10. Honeyblood ‘Super Rat’. This is more like it, Number 20 in the NME Top 50 tracks of 2014 and not even the best track on their album. The two members of Honeyblood make a rich dense sound with just guitar and drums and certainly do not hold back on the lyrical vitriol, ending with ‘I will hate you forever, you really do disgust me’. For the brighter side of HB, see my live review on this site…
11. We Were Promised Jetpacks ‘Safety in Numbers’. Nostalgic band name, sound and song. So many influences here, it starts with a pure voice and keyboard weaving around then bursts into life with a big Indie rock flourish, well honed since their debut album in 2009.

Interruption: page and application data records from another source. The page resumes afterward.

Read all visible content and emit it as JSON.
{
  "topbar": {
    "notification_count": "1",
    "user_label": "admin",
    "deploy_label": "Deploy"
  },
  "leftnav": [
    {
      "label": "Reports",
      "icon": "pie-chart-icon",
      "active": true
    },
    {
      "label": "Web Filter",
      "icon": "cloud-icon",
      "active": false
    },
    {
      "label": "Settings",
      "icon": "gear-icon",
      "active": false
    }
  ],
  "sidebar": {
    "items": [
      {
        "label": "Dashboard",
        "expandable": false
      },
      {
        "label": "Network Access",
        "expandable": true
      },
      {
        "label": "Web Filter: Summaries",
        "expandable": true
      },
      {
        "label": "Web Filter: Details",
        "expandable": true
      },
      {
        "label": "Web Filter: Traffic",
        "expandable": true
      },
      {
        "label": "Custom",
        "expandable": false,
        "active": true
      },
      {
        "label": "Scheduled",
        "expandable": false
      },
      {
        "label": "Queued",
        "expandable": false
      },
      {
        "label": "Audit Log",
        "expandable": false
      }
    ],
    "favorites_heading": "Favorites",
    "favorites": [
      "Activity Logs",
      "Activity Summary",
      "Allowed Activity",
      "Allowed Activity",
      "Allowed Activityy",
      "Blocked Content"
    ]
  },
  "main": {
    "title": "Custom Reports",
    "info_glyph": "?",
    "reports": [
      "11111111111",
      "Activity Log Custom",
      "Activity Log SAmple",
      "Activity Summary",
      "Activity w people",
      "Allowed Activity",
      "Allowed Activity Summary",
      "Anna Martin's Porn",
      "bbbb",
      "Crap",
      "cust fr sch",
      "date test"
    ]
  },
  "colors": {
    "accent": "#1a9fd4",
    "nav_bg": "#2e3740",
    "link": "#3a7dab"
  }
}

Honeyblood, Portland Arms, Cambridge, 24 Sept 2014

Following on from a support slot for Courtney Barnett back in May, a triumphant Honeyblood returned to the Portland to headline.
Opening the show were the Cambridge based four piece Beverley Kills, with their pure punk pop, fronted by singer Georgie Guns. Juliette on drums plays some of the fastest rolls I have ever heard, underpinning Kate on guitar and The Colonel Kills..(Elisa)(Good punk name!?) on bass. They play their original tunes, featuring many clever touches, chiming guitar notes building up to an onslaught in ‘Under Our Sleeves’, a bit of acapella vocals and the two contrasting sections of closing song ‘Sticks and Stones’. They are loud and brash, bringing a party vibe early on to the venue, clearly enjoying themselves and with a great rapport with the home crowd.

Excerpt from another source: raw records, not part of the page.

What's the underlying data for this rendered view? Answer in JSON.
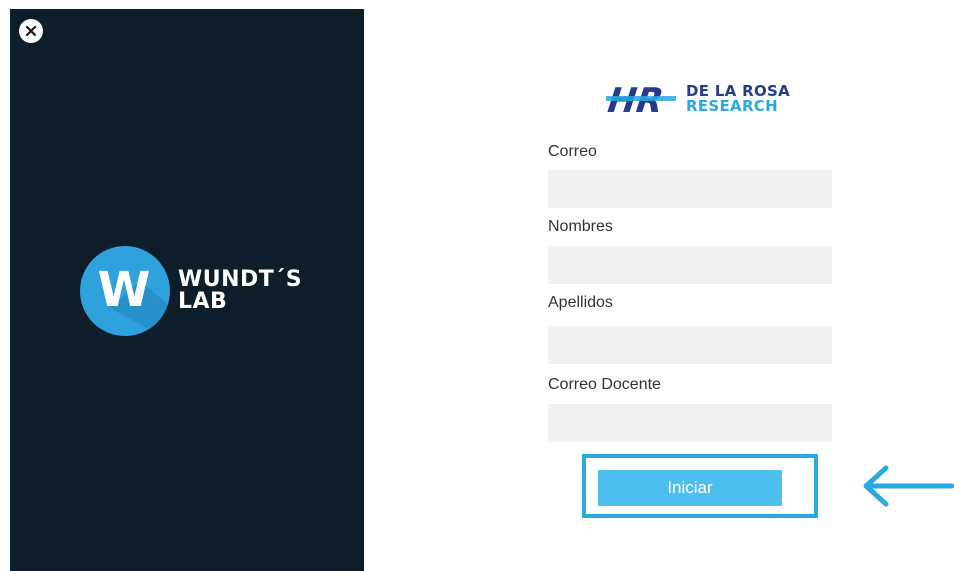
{
  "left_panel": {
    "close_icon": "close-icon",
    "logo": {
      "letter": "W",
      "name_line1": "WUNDT´S",
      "name_line2": "LAB"
    }
  },
  "brand": {
    "monogram": "HR",
    "name_line1": "DE LA ROSA",
    "name_line2": "RESEARCH"
  },
  "form": {
    "fields": [
      {
        "label": "Correo",
        "value": ""
      },
      {
        "label": "Nombres",
        "value": ""
      },
      {
        "label": "Apellidos",
        "value": ""
      },
      {
        "label": "Correo Docente",
        "value": ""
      }
    ],
    "submit_label": "Iniciar"
  },
  "annotation": {
    "arrow_icon": "arrow-left-icon"
  },
  "colors": {
    "panel_bg": "#0d1d2a",
    "accent": "#2aa8e0",
    "button": "#4dbfee",
    "brand_dark": "#243a8c",
    "input_bg": "#f0f0f0"
  }
}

It was a homecoming gig for Bloody Knees, fresh from their performance at the Reading and Leeds Festival and raising their profile by supporting Honeyblood on all their national dates. Opening with ‘Luckless’ the sound needed sorting out but then was soon resolved and from second song ‘Bury Me’ onwards there was no stopping them. It is fast indie punk rock, presided over by the loud gravel voice of Bradley Griffiths, never giving up its intensity, even over the slower epic ‘Garbage Brain’. They are catchy tunes, you have to like the idea of a song called ‘Stitches’, based on ‘busting my head open when on tour with Wolf Alice’ and the short fast burst of energy that is ‘Ears, Eyes, Ohs and Yous’ has a cryptic title but great drum/guitar lines. It was a good performance, they will soon be headlining more often than supporting I think…

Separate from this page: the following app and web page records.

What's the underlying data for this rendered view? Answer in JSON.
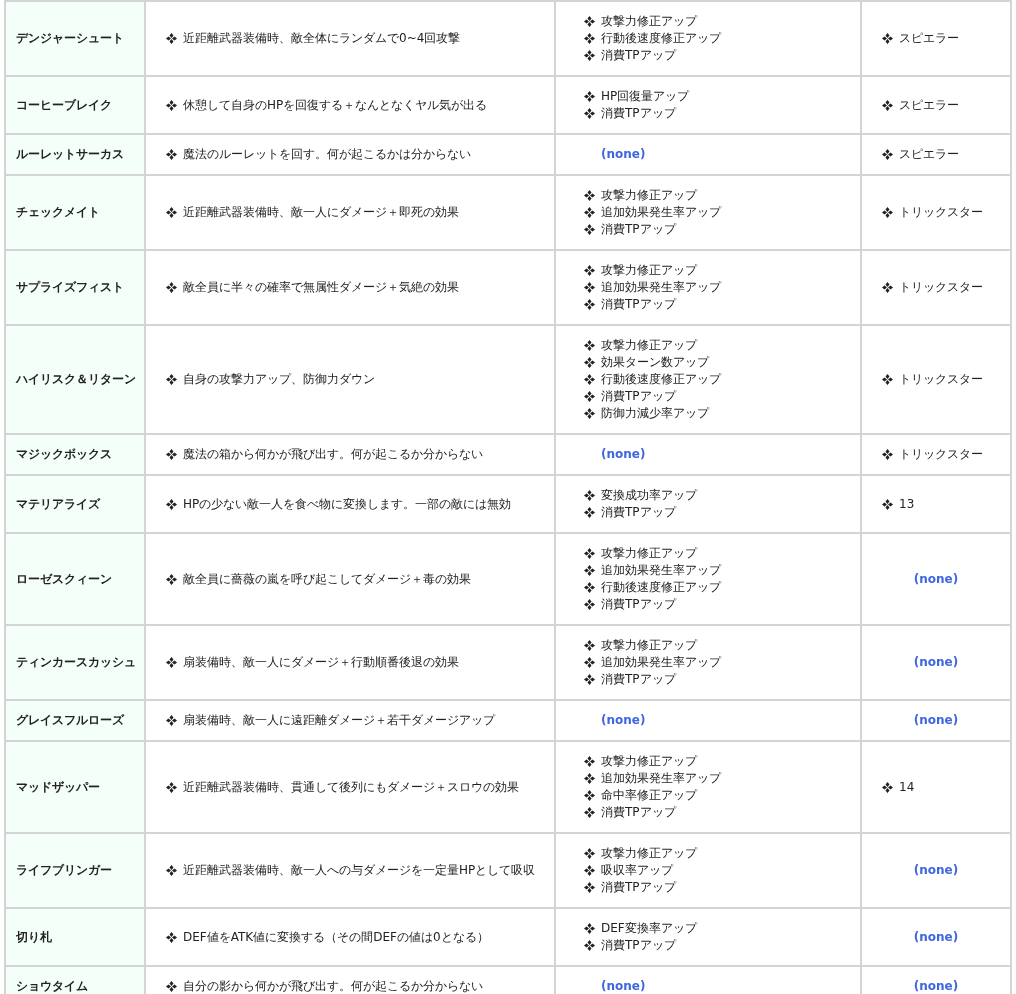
{
  "skills": [
    {
      "name": "デンジャーシュート",
      "effect": "近距離武器装備時、敵全体にランダムで0~4回攻撃",
      "upgrades": {
        "kind": "list",
        "items": [
          "攻撃力修正アップ",
          "行動後速度修正アップ",
          "消費TPアップ"
        ]
      },
      "column_4": {
        "kind": "list",
        "items": [
          "スピエラー"
        ]
      }
    },
    {
      "name": "コーヒーブレイク",
      "effect": "休憩して自身のHPを回復する＋なんとなくヤル気が出る",
      "upgrades": {
        "kind": "list",
        "items": [
          "HP回復量アップ",
          "消費TPアップ"
        ]
      },
      "column_4": {
        "kind": "list",
        "items": [
          "スピエラー"
        ]
      }
    },
    {
      "name": "ルーレットサーカス",
      "effect": "魔法のルーレットを回す。何が起こるかは分からない",
      "upgrades": {
        "kind": "none",
        "text": "(none)"
      },
      "column_4": {
        "kind": "list",
        "items": [
          "スピエラー"
        ]
      }
    },
    {
      "name": "チェックメイト",
      "effect": "近距離武器装備時、敵一人にダメージ＋即死の効果",
      "upgrades": {
        "kind": "list",
        "items": [
          "攻撃力修正アップ",
          "追加効果発生率アップ",
          "消費TPアップ"
        ]
      },
      "column_4": {
        "kind": "list",
        "items": [
          "トリックスター"
        ]
      }
    },
    {
      "name": "サプライズフィスト",
      "effect": "敵全員に半々の確率で無属性ダメージ＋気絶の効果",
      "upgrades": {
        "kind": "list",
        "items": [
          "攻撃力修正アップ",
          "追加効果発生率アップ",
          "消費TPアップ"
        ]
      },
      "column_4": {
        "kind": "list",
        "items": [
          "トリックスター"
        ]
      }
    },
    {
      "name": "ハイリスク＆リターン",
      "effect": "自身の攻撃力アップ、防御力ダウン",
      "upgrades": {
        "kind": "list",
        "items": [
          "攻撃力修正アップ",
          "効果ターン数アップ",
          "行動後速度修正アップ",
          "消費TPアップ",
          "防御力減少率アップ"
        ]
      },
      "column_4": {
        "kind": "list",
        "items": [
          "トリックスター"
        ]
      }
    },
    {
      "name": "マジックボックス",
      "effect": "魔法の箱から何かが飛び出す。何が起こるか分からない",
      "upgrades": {
        "kind": "none",
        "text": "(none)"
      },
      "column_4": {
        "kind": "list",
        "items": [
          "トリックスター"
        ]
      }
    },
    {
      "name": "マテリアライズ",
      "effect": "HPの少ない敵一人を食べ物に変換します。一部の敵には無効",
      "upgrades": {
        "kind": "list",
        "items": [
          "変換成功率アップ",
          "消費TPアップ"
        ]
      },
      "column_4": {
        "kind": "list",
        "items": [
          "13"
        ]
      }
    },
    {
      "name": "ローゼスクィーン",
      "effect": "敵全員に薔薇の嵐を呼び起こしてダメージ＋毒の効果",
      "upgrades": {
        "kind": "list",
        "items": [
          "攻撃力修正アップ",
          "追加効果発生率アップ",
          "行動後速度修正アップ",
          "消費TPアップ"
        ]
      },
      "column_4": {
        "kind": "none",
        "text": "(none)"
      }
    },
    {
      "name": "ティンカースカッシュ",
      "effect": "扇装備時、敵一人にダメージ＋行動順番後退の効果",
      "upgrades": {
        "kind": "list",
        "items": [
          "攻撃力修正アップ",
          "追加効果発生率アップ",
          "消費TPアップ"
        ]
      },
      "column_4": {
        "kind": "none",
        "text": "(none)"
      }
    },
    {
      "name": "グレイスフルローズ",
      "effect": "扇装備時、敵一人に遠距離ダメージ＋若干ダメージアップ",
      "upgrades": {
        "kind": "none",
        "text": "(none)"
      },
      "column_4": {
        "kind": "none",
        "text": "(none)"
      }
    },
    {
      "name": "マッドザッパー",
      "effect": "近距離武器装備時、貫通して後列にもダメージ＋スロウの効果",
      "upgrades": {
        "kind": "list",
        "items": [
          "攻撃力修正アップ",
          "追加効果発生率アップ",
          "命中率修正アップ",
          "消費TPアップ"
        ]
      },
      "column_4": {
        "kind": "list",
        "items": [
          "14"
        ]
      }
    },
    {
      "name": "ライフブリンガー",
      "effect": "近距離武器装備時、敵一人への与ダメージを一定量HPとして吸収",
      "upgrades": {
        "kind": "list",
        "items": [
          "攻撃力修正アップ",
          "吸収率アップ",
          "消費TPアップ"
        ]
      },
      "column_4": {
        "kind": "none",
        "text": "(none)"
      }
    },
    {
      "name": "切り札",
      "effect": "DEF値をATK値に変換する（その間DEFの値は0となる）",
      "upgrades": {
        "kind": "list",
        "items": [
          "DEF変換率アップ",
          "消費TPアップ"
        ]
      },
      "column_4": {
        "kind": "none",
        "text": "(none)"
      }
    },
    {
      "name": "ショウタイム",
      "effect": "自分の影から何かが飛び出す。何が起こるか分からない",
      "upgrades": {
        "kind": "none",
        "text": "(none)"
      },
      "column_4": {
        "kind": "none",
        "text": "(none)"
      }
    }
  ]
}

The venue had been quite full all evening, but a few extra squeezed in as Glaswegian duo Honeyblood took to the stage. Opening with the delicious ‘Fall Forever’ the minimal line-up of electric guitar and drums produced a big sound, as is heard on the current self-titled album. Singer Stina Tweeddale has a clear distinctive voice to deliver the songs of relationship making and breaking, at times very dark lyrically. Drummer Cat is new to the band, having only been a member for six days! She handled the pounding rhythms confidently, and also the complex wide open spaces of the challenging ‘Braid Burn Valley’. The normally reserved Cambridge audience generated a bit of crowd surfing for ‘Super Rat’ towards the end, then a persistent fan finally got their wish with a bonus encore of older song ‘Kissing On You’…and then they were gone, they had totally won us over.